→ **Aim of the exercise**
All of the records are to be copied out exactly, with nothing left out.

→ **The data**

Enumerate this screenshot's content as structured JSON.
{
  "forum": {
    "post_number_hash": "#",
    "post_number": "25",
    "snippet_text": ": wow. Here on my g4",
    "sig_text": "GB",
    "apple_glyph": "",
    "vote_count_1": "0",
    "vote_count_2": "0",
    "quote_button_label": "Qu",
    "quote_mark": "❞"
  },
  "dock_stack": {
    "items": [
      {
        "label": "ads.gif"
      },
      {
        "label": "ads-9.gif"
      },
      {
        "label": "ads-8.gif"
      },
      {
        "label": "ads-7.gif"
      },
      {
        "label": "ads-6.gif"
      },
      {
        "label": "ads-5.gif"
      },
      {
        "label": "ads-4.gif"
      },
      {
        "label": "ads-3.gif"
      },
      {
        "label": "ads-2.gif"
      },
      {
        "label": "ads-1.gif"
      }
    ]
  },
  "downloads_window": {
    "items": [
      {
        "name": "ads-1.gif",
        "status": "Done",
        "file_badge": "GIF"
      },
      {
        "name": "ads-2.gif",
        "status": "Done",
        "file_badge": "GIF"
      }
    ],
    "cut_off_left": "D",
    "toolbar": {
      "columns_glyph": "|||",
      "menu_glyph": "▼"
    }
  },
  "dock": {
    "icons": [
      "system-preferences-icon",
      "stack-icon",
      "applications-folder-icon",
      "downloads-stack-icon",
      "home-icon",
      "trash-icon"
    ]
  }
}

→ **Result of the task**
Enumerate this screenshot's content as structured JSON.
{
  "forum": {
    "post_number_hash": "#",
    "post_number": "25",
    "snippet_text": ": wow. Here on my g4",
    "sig_text": "GB",
    "apple_glyph": "",
    "vote_count_1": "0",
    "vote_count_2": "0",
    "quote_button_label": "Qu",
    "quote_mark": "❞"
  },
  "dock_stack": {
    "items": [
      {
        "label": "ads.gif"
      },
      {
        "label": "ads-9.gif"
      },
      {
        "label": "ads-8.gif"
      },
      {
        "label": "ads-7.gif"
      },
      {
        "label": "ads-6.gif"
      },
      {
        "label": "ads-5.gif"
      },
      {
        "label": "ads-4.gif"
      },
      {
        "label": "ads-3.gif"
      },
      {
        "label": "ads-2.gif"
      },
      {
        "label": "ads-1.gif"
      }
    ]
  },
  "downloads_window": {
    "items": [
      {
        "name": "ads-1.gif",
        "status": "Done",
        "file_badge": "GIF"
      },
      {
        "name": "ads-2.gif",
        "status": "Done",
        "file_badge": "GIF"
      }
    ],
    "cut_off_left": "D",
    "toolbar": {
      "columns_glyph": "|||",
      "menu_glyph": "▼"
    }
  },
  "dock": {
    "icons": [
      "system-preferences-icon",
      "stack-icon",
      "applications-folder-icon",
      "downloads-stack-icon",
      "home-icon",
      "trash-icon"
    ]
  }
}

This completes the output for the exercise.